### Supplied records ###

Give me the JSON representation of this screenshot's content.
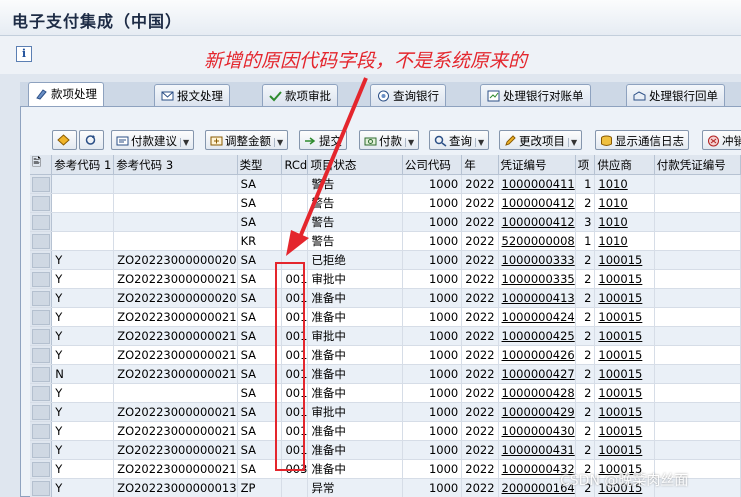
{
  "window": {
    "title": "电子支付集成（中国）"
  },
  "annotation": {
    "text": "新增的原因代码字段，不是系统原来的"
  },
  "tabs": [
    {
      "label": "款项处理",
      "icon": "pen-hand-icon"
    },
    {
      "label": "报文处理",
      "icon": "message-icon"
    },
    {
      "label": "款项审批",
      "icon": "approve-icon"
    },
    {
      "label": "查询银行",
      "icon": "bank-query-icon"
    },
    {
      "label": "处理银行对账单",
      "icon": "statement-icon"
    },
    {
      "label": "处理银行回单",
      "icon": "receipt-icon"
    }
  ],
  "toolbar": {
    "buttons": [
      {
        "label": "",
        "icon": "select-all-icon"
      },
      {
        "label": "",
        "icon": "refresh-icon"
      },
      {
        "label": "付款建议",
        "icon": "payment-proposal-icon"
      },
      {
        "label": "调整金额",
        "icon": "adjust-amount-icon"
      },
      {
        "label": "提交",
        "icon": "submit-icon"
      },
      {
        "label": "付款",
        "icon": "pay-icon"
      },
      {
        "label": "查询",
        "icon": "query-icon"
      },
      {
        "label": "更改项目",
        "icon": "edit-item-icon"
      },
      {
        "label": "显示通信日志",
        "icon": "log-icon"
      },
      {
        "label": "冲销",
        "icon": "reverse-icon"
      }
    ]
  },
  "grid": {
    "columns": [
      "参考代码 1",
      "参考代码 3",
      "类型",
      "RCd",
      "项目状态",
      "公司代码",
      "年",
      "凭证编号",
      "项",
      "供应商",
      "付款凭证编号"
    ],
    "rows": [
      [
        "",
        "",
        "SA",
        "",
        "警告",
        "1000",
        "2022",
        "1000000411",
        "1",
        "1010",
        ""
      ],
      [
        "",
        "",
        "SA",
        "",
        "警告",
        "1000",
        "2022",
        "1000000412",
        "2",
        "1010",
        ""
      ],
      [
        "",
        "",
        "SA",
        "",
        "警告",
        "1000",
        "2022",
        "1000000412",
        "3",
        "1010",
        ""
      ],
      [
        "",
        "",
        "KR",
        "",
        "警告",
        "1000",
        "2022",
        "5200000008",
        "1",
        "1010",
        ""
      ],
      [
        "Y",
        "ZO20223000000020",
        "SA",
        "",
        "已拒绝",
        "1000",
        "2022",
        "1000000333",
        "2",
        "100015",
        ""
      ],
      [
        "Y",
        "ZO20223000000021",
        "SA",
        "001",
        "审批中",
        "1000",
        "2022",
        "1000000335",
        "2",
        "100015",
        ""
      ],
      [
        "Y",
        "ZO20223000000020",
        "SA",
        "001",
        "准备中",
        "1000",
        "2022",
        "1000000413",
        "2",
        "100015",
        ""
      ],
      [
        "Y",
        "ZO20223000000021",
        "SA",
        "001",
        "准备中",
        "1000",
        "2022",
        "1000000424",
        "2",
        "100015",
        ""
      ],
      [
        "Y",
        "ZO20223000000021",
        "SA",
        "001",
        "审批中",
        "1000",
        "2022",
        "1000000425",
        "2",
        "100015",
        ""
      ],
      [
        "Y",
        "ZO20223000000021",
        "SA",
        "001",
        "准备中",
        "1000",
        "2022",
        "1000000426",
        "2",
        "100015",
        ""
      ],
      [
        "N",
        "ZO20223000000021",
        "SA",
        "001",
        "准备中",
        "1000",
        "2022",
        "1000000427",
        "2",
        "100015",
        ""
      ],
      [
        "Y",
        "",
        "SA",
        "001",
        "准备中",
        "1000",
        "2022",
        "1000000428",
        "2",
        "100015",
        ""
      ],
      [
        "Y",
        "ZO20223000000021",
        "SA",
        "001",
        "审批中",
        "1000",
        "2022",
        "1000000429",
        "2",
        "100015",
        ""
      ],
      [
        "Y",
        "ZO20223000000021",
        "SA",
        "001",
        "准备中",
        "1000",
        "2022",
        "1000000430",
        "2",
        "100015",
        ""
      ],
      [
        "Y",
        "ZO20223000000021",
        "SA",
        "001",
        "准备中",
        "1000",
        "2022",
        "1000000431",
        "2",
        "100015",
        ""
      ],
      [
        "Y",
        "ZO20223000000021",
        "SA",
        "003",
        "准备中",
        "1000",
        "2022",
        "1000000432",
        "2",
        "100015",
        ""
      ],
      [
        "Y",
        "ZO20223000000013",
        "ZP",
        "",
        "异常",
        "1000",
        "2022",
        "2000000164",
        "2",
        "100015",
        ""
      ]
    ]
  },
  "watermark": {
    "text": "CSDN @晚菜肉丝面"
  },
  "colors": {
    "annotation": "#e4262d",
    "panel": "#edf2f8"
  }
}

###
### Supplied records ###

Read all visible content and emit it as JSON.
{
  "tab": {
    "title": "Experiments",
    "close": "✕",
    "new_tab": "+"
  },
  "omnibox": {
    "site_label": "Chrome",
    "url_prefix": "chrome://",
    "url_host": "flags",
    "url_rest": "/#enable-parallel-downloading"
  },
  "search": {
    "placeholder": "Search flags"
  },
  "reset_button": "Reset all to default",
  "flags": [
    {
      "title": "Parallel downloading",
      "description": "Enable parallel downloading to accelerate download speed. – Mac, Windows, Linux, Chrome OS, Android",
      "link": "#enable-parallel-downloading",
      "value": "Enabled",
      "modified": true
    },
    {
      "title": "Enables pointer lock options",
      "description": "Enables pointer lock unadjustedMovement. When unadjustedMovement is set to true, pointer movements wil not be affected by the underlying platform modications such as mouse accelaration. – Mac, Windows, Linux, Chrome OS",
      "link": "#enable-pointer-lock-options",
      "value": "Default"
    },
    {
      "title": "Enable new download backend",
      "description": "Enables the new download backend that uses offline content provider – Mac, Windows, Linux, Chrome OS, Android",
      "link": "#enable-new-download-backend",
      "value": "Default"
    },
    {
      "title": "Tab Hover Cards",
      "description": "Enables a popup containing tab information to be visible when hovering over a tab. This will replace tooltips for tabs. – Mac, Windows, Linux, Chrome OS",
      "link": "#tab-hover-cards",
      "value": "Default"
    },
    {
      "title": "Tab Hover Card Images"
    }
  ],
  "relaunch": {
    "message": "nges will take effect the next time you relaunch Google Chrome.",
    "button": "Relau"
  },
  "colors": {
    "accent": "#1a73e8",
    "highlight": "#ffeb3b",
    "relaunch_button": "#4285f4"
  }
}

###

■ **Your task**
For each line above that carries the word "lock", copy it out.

■ **Task output**
      "title": "Enables pointer lock options",
      "description": "Enables pointer lock unadjustedMovement. When unadjustedMovement is set to true, pointer movements wil not be affected by the underlying platform modications such as mouse accelaration. – Mac, Windows, Linux, Chrome OS",
      "link": "#enable-pointer-lock-options",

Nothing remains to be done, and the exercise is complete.